BEGIN RECORDS TO USE
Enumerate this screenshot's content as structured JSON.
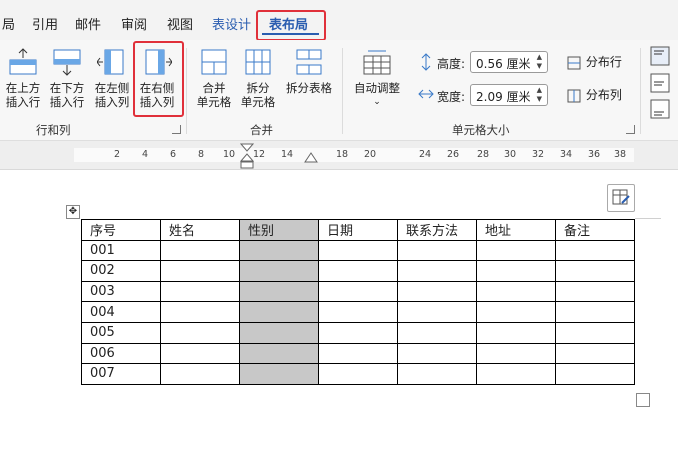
{
  "tabs": [
    "局",
    "引用",
    "邮件",
    "审阅",
    "视图",
    "表设计",
    "表布局"
  ],
  "ribbon": {
    "groups": {
      "rows_cols": {
        "label": "行和列",
        "buttons": [
          {
            "line1": "在上方",
            "line2": "插入行"
          },
          {
            "line1": "在下方",
            "line2": "插入行"
          },
          {
            "line1": "在左侧",
            "line2": "插入列"
          },
          {
            "line1": "在右侧",
            "line2": "插入列"
          }
        ]
      },
      "merge": {
        "label": "合并",
        "buttons": [
          {
            "line1": "合并",
            "line2": "单元格"
          },
          {
            "line1": "拆分",
            "line2": "单元格"
          },
          {
            "line1": "拆分表格",
            "line2": ""
          }
        ]
      },
      "cell_size": {
        "label": "单元格大小",
        "autofit": "自动调整",
        "height_label": "高度:",
        "height_value": "0.56 厘米",
        "width_label": "宽度:",
        "width_value": "2.09 厘米",
        "distribute_rows": "分布行",
        "distribute_cols": "分布列"
      }
    }
  },
  "ruler": {
    "numbers": [
      "2",
      "4",
      "6",
      "8",
      "10",
      "12",
      "14",
      "18",
      "20",
      "24",
      "26",
      "28",
      "30",
      "32",
      "34",
      "36",
      "38"
    ]
  },
  "table": {
    "headers": [
      "序号",
      "姓名",
      "性别",
      "日期",
      "联系方法",
      "地址",
      "备注"
    ],
    "rows": [
      "001",
      "002",
      "003",
      "004",
      "005",
      "006",
      "007"
    ],
    "shaded_column": "性别"
  },
  "colors": {
    "accent": "#2a5db0",
    "highlight_box": "#e0303a",
    "shaded_cell": "#c8c8c8"
  }
}
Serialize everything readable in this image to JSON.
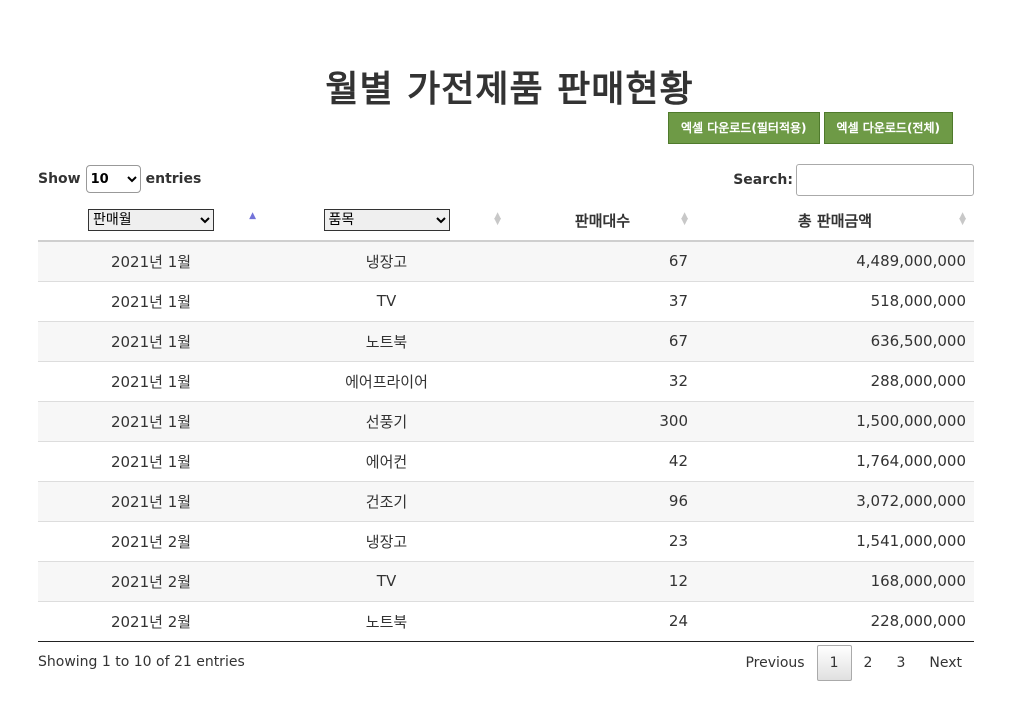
{
  "page": {
    "title": "월별 가전제품 판매현황"
  },
  "export": {
    "filtered_label": "엑셀 다운로드(필터적용)",
    "all_label": "엑셀 다운로드(전체)"
  },
  "length_control": {
    "prefix": "Show",
    "value": "10",
    "suffix": "entries"
  },
  "search": {
    "label": "Search:",
    "value": ""
  },
  "table": {
    "headers": {
      "month_filter": "판매월",
      "item_filter": "품목",
      "quantity": "판매대수",
      "total": "총 판매금액"
    },
    "sort_icons": {
      "ascending": "sort-ascending-icon",
      "unsorted": "sort-both-icon"
    },
    "rows": [
      {
        "month": "2021년 1월",
        "item": "냉장고",
        "quantity": "67",
        "total": "4,489,000,000"
      },
      {
        "month": "2021년 1월",
        "item": "TV",
        "quantity": "37",
        "total": "518,000,000"
      },
      {
        "month": "2021년 1월",
        "item": "노트북",
        "quantity": "67",
        "total": "636,500,000"
      },
      {
        "month": "2021년 1월",
        "item": "에어프라이어",
        "quantity": "32",
        "total": "288,000,000"
      },
      {
        "month": "2021년 1월",
        "item": "선풍기",
        "quantity": "300",
        "total": "1,500,000,000"
      },
      {
        "month": "2021년 1월",
        "item": "에어컨",
        "quantity": "42",
        "total": "1,764,000,000"
      },
      {
        "month": "2021년 1월",
        "item": "건조기",
        "quantity": "96",
        "total": "3,072,000,000"
      },
      {
        "month": "2021년 2월",
        "item": "냉장고",
        "quantity": "23",
        "total": "1,541,000,000"
      },
      {
        "month": "2021년 2월",
        "item": "TV",
        "quantity": "12",
        "total": "168,000,000"
      },
      {
        "month": "2021년 2월",
        "item": "노트북",
        "quantity": "24",
        "total": "228,000,000"
      }
    ]
  },
  "info": "Showing 1 to 10 of 21 entries",
  "pagination": {
    "previous": "Previous",
    "pages": [
      "1",
      "2",
      "3"
    ],
    "current": "1",
    "next": "Next"
  },
  "colors": {
    "export_button": "#6e9a46",
    "sort_active": "#7373d9",
    "stripe": "#f7f7f7"
  }
}
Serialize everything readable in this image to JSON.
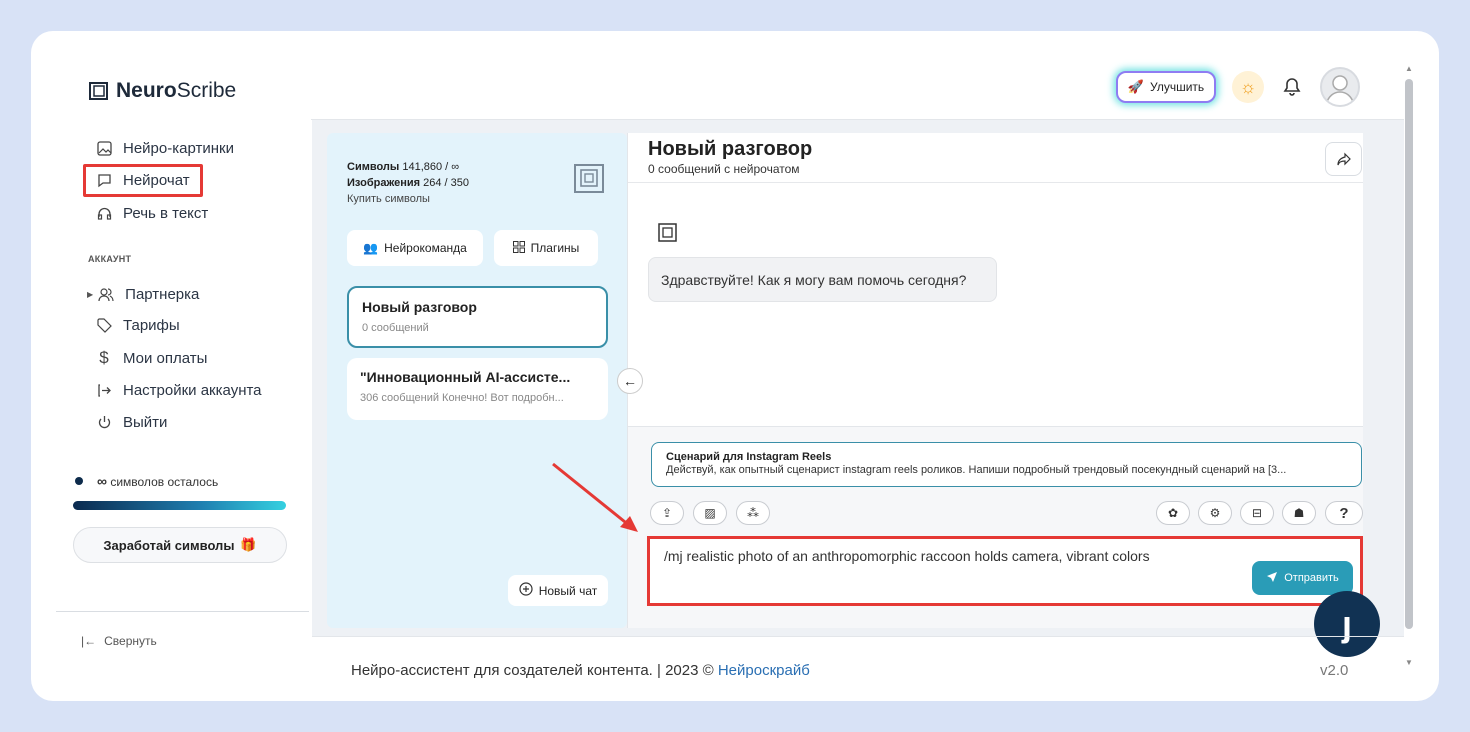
{
  "header": {
    "logo_bold": "Neuro",
    "logo_rest": "Scribe",
    "upgrade_label": "Улучшить"
  },
  "sidebar": {
    "items_top": [
      {
        "label": "Нейро-картинки",
        "icon": "image-icon"
      },
      {
        "label": "Нейрочат",
        "icon": "chat-icon"
      },
      {
        "label": "Речь в текст",
        "icon": "headphones-icon"
      }
    ],
    "section_account": "АККАУНТ",
    "items_account": [
      {
        "label": "Партнерка",
        "icon": "users-icon"
      },
      {
        "label": "Тарифы",
        "icon": "tag-icon"
      },
      {
        "label": "Мои оплаты",
        "icon": "dollar-icon"
      },
      {
        "label": "Настройки аккаунта",
        "icon": "login-icon"
      },
      {
        "label": "Выйти",
        "icon": "power-icon"
      }
    ],
    "symbols_infinity": "∞",
    "symbols_left": "символов осталось",
    "earn_label": "Заработай символы",
    "collapse_label": "Свернуть"
  },
  "conversations": {
    "symbols_label": "Символы",
    "symbols_value": "141,860 / ∞",
    "images_label": "Изображения",
    "images_value": "264 / 350",
    "buy_label": "Купить символы",
    "team_label": "Нейрокоманда",
    "plugins_label": "Плагины",
    "list": [
      {
        "title": "Новый разговор",
        "subtitle": "0 сообщений"
      },
      {
        "title": "\"Инновационный AI-ассисте...",
        "subtitle": "306 сообщений  Конечно! Вот подробн..."
      }
    ],
    "new_chat_label": "Новый чат"
  },
  "chat": {
    "title": "Новый разговор",
    "subtitle": "0 сообщений с нейрочатом",
    "greeting": "Здравствуйте! Как я могу вам помочь сегодня?",
    "prompt_title": "Сценарий для Instagram Reels",
    "prompt_desc": "Действуй, как опытный сценарист instagram reels роликов. Напиши подробный трендовый посекундный сценарий на [3...",
    "input_value": "/mj realistic photo of an anthropomorphic raccoon holds camera, vibrant colors",
    "send_label": "Отправить",
    "help_label": "?"
  },
  "footer": {
    "text": "Нейро-ассистент для создателей контента.  | 2023 © ",
    "link": "Нейроскрайб",
    "version": "v2.0"
  },
  "colors": {
    "background": "#d8e2f6",
    "accent": "#2a9cb7",
    "annotation": "#e53935",
    "panel": "#e3f3fb",
    "chat_bot": "#113253"
  }
}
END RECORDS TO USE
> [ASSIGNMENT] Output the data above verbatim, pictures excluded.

> [ANSWER TO THE PROBLEM]
Enumerate this screenshot's content as structured JSON.
{
  "tabs": [
    "局",
    "引用",
    "邮件",
    "审阅",
    "视图",
    "表设计",
    "表布局"
  ],
  "ribbon": {
    "groups": {
      "rows_cols": {
        "label": "行和列",
        "buttons": [
          {
            "line1": "在上方",
            "line2": "插入行"
          },
          {
            "line1": "在下方",
            "line2": "插入行"
          },
          {
            "line1": "在左侧",
            "line2": "插入列"
          },
          {
            "line1": "在右侧",
            "line2": "插入列"
          }
        ]
      },
      "merge": {
        "label": "合并",
        "buttons": [
          {
            "line1": "合并",
            "line2": "单元格"
          },
          {
            "line1": "拆分",
            "line2": "单元格"
          },
          {
            "line1": "拆分表格",
            "line2": ""
          }
        ]
      },
      "cell_size": {
        "label": "单元格大小",
        "autofit": "自动调整",
        "height_label": "高度:",
        "height_value": "0.56 厘米",
        "width_label": "宽度:",
        "width_value": "2.09 厘米",
        "distribute_rows": "分布行",
        "distribute_cols": "分布列"
      }
    }
  },
  "ruler": {
    "numbers": [
      "2",
      "4",
      "6",
      "8",
      "10",
      "12",
      "14",
      "18",
      "20",
      "24",
      "26",
      "28",
      "30",
      "32",
      "34",
      "36",
      "38"
    ]
  },
  "table": {
    "headers": [
      "序号",
      "姓名",
      "性别",
      "日期",
      "联系方法",
      "地址",
      "备注"
    ],
    "rows": [
      "001",
      "002",
      "003",
      "004",
      "005",
      "006",
      "007"
    ],
    "shaded_column": "性别"
  },
  "colors": {
    "accent": "#2a5db0",
    "highlight_box": "#e0303a",
    "shaded_cell": "#c8c8c8"
  }
}
Serialize everything readable in this image to JSON.
{
  "page": {
    "title": "월별 가전제품 판매현황"
  },
  "export": {
    "filtered_label": "엑셀 다운로드(필터적용)",
    "all_label": "엑셀 다운로드(전체)"
  },
  "length_control": {
    "prefix": "Show",
    "value": "10",
    "suffix": "entries"
  },
  "search": {
    "label": "Search:",
    "value": ""
  },
  "table": {
    "headers": {
      "month_filter": "판매월",
      "item_filter": "품목",
      "quantity": "판매대수",
      "total": "총 판매금액"
    },
    "sort_icons": {
      "ascending": "sort-ascending-icon",
      "unsorted": "sort-both-icon"
    },
    "rows": [
      {
        "month": "2021년 1월",
        "item": "냉장고",
        "quantity": "67",
        "total": "4,489,000,000"
      },
      {
        "month": "2021년 1월",
        "item": "TV",
        "quantity": "37",
        "total": "518,000,000"
      },
      {
        "month": "2021년 1월",
        "item": "노트북",
        "quantity": "67",
        "total": "636,500,000"
      },
      {
        "month": "2021년 1월",
        "item": "에어프라이어",
        "quantity": "32",
        "total": "288,000,000"
      },
      {
        "month": "2021년 1월",
        "item": "선풍기",
        "quantity": "300",
        "total": "1,500,000,000"
      },
      {
        "month": "2021년 1월",
        "item": "에어컨",
        "quantity": "42",
        "total": "1,764,000,000"
      },
      {
        "month": "2021년 1월",
        "item": "건조기",
        "quantity": "96",
        "total": "3,072,000,000"
      },
      {
        "month": "2021년 2월",
        "item": "냉장고",
        "quantity": "23",
        "total": "1,541,000,000"
      },
      {
        "month": "2021년 2월",
        "item": "TV",
        "quantity": "12",
        "total": "168,000,000"
      },
      {
        "month": "2021년 2월",
        "item": "노트북",
        "quantity": "24",
        "total": "228,000,000"
      }
    ]
  },
  "info": "Showing 1 to 10 of 21 entries",
  "pagination": {
    "previous": "Previous",
    "pages": [
      "1",
      "2",
      "3"
    ],
    "current": "1",
    "next": "Next"
  },
  "colors": {
    "export_button": "#6e9a46",
    "sort_active": "#7373d9",
    "stripe": "#f7f7f7"
  }
}
Serialize everything readable in this image to JSON.
{
  "header": {
    "logo_bold": "Neuro",
    "logo_rest": "Scribe",
    "upgrade_label": "Улучшить"
  },
  "sidebar": {
    "items_top": [
      {
        "label": "Нейро-картинки",
        "icon": "image-icon"
      },
      {
        "label": "Нейрочат",
        "icon": "chat-icon"
      },
      {
        "label": "Речь в текст",
        "icon": "headphones-icon"
      }
    ],
    "section_account": "АККАУНТ",
    "items_account": [
      {
        "label": "Партнерка",
        "icon": "users-icon"
      },
      {
        "label": "Тарифы",
        "icon": "tag-icon"
      },
      {
        "label": "Мои оплаты",
        "icon": "dollar-icon"
      },
      {
        "label": "Настройки аккаунта",
        "icon": "login-icon"
      },
      {
        "label": "Выйти",
        "icon": "power-icon"
      }
    ],
    "symbols_infinity": "∞",
    "symbols_left": "символов осталось",
    "earn_label": "Заработай символы",
    "collapse_label": "Свернуть"
  },
  "conversations": {
    "symbols_label": "Символы",
    "symbols_value": "141,860 / ∞",
    "images_label": "Изображения",
    "images_value": "264 / 350",
    "buy_label": "Купить символы",
    "team_label": "Нейрокоманда",
    "plugins_label": "Плагины",
    "list": [
      {
        "title": "Новый разговор",
        "subtitle": "0 сообщений"
      },
      {
        "title": "\"Инновационный AI-ассисте...",
        "subtitle": "306 сообщений  Конечно! Вот подробн..."
      }
    ],
    "new_chat_label": "Новый чат"
  },
  "chat": {
    "title": "Новый разговор",
    "subtitle": "0 сообщений с нейрочатом",
    "greeting": "Здравствуйте! Как я могу вам помочь сегодня?",
    "prompt_title": "Сценарий для Instagram Reels",
    "prompt_desc": "Действуй, как опытный сценарист instagram reels роликов. Напиши подробный трендовый посекундный сценарий на [3...",
    "input_value": "/mj realistic photo of an anthropomorphic raccoon holds camera, vibrant colors",
    "send_label": "Отправить",
    "help_label": "?"
  },
  "footer": {
    "text": "Нейро-ассистент для создателей контента.  | 2023 © ",
    "link": "Нейроскрайб",
    "version": "v2.0"
  },
  "colors": {
    "background": "#d8e2f6",
    "accent": "#2a9cb7",
    "annotation": "#e53935",
    "panel": "#e3f3fb",
    "chat_bot": "#113253"
  }
}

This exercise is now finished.